Task instructions:
Could every line below be written out exactly as it appears?

═════ Input data ═════

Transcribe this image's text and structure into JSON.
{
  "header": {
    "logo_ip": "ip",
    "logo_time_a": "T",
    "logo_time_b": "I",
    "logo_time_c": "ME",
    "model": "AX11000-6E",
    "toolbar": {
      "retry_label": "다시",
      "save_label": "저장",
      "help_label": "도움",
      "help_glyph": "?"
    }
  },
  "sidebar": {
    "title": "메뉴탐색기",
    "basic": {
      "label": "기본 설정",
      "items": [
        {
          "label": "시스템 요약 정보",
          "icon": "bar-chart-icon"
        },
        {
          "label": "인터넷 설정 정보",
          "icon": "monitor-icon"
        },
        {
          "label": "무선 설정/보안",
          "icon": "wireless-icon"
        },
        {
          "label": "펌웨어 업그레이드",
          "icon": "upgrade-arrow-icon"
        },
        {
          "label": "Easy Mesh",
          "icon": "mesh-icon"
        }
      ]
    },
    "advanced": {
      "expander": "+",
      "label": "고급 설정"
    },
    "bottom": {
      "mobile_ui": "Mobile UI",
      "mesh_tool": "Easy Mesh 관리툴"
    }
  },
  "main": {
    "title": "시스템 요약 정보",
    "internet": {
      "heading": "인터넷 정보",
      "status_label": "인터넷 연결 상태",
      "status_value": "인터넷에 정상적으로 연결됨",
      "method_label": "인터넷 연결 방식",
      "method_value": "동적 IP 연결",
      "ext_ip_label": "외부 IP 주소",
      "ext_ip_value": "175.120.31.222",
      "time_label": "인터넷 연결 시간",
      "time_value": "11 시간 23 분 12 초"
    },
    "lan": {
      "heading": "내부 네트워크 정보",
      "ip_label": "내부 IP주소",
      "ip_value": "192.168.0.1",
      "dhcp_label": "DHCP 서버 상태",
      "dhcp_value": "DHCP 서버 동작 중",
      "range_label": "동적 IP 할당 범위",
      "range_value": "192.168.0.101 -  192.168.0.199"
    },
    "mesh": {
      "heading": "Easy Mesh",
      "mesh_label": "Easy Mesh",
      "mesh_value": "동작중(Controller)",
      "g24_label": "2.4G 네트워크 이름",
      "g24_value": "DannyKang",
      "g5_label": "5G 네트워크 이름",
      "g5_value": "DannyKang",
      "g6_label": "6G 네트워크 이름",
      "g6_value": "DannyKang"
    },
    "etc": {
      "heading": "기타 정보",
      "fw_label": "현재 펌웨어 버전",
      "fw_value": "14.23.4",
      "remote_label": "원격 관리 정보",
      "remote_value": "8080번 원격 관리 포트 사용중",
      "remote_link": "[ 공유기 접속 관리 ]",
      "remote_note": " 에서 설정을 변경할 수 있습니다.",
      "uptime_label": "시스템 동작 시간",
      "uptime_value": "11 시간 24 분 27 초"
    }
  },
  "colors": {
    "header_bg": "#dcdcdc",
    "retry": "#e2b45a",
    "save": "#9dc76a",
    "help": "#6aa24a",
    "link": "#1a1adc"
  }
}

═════

Exercise solution:
Transcribe this image's text and structure into JSON.
{
  "header": {
    "logo_ip": "ip",
    "logo_time_a": "T",
    "logo_time_b": "I",
    "logo_time_c": "ME",
    "model": "AX11000-6E",
    "toolbar": {
      "retry_label": "다시",
      "save_label": "저장",
      "help_label": "도움",
      "help_glyph": "?"
    }
  },
  "sidebar": {
    "title": "메뉴탐색기",
    "basic": {
      "label": "기본 설정",
      "items": [
        {
          "label": "시스템 요약 정보",
          "icon": "bar-chart-icon"
        },
        {
          "label": "인터넷 설정 정보",
          "icon": "monitor-icon"
        },
        {
          "label": "무선 설정/보안",
          "icon": "wireless-icon"
        },
        {
          "label": "펌웨어 업그레이드",
          "icon": "upgrade-arrow-icon"
        },
        {
          "label": "Easy Mesh",
          "icon": "mesh-icon"
        }
      ]
    },
    "advanced": {
      "expander": "+",
      "label": "고급 설정"
    },
    "bottom": {
      "mobile_ui": "Mobile UI",
      "mesh_tool": "Easy Mesh 관리툴"
    }
  },
  "main": {
    "title": "시스템 요약 정보",
    "internet": {
      "heading": "인터넷 정보",
      "status_label": "인터넷 연결 상태",
      "status_value": "인터넷에 정상적으로 연결됨",
      "method_label": "인터넷 연결 방식",
      "method_value": "동적 IP 연결",
      "ext_ip_label": "외부 IP 주소",
      "ext_ip_value": "175.120.31.222",
      "time_label": "인터넷 연결 시간",
      "time_value": "11 시간 23 분 12 초"
    },
    "lan": {
      "heading": "내부 네트워크 정보",
      "ip_label": "내부 IP주소",
      "ip_value": "192.168.0.1",
      "dhcp_label": "DHCP 서버 상태",
      "dhcp_value": "DHCP 서버 동작 중",
      "range_label": "동적 IP 할당 범위",
      "range_value": "192.168.0.101 -  192.168.0.199"
    },
    "mesh": {
      "heading": "Easy Mesh",
      "mesh_label": "Easy Mesh",
      "mesh_value": "동작중(Controller)",
      "g24_label": "2.4G 네트워크 이름",
      "g24_value": "DannyKang",
      "g5_label": "5G 네트워크 이름",
      "g5_value": "DannyKang",
      "g6_label": "6G 네트워크 이름",
      "g6_value": "DannyKang"
    },
    "etc": {
      "heading": "기타 정보",
      "fw_label": "현재 펌웨어 버전",
      "fw_value": "14.23.4",
      "remote_label": "원격 관리 정보",
      "remote_value": "8080번 원격 관리 포트 사용중",
      "remote_link": "[ 공유기 접속 관리 ]",
      "remote_note": " 에서 설정을 변경할 수 있습니다.",
      "uptime_label": "시스템 동작 시간",
      "uptime_value": "11 시간 24 분 27 초"
    }
  },
  "colors": {
    "header_bg": "#dcdcdc",
    "retry": "#e2b45a",
    "save": "#9dc76a",
    "help": "#6aa24a",
    "link": "#1a1adc"
  }
}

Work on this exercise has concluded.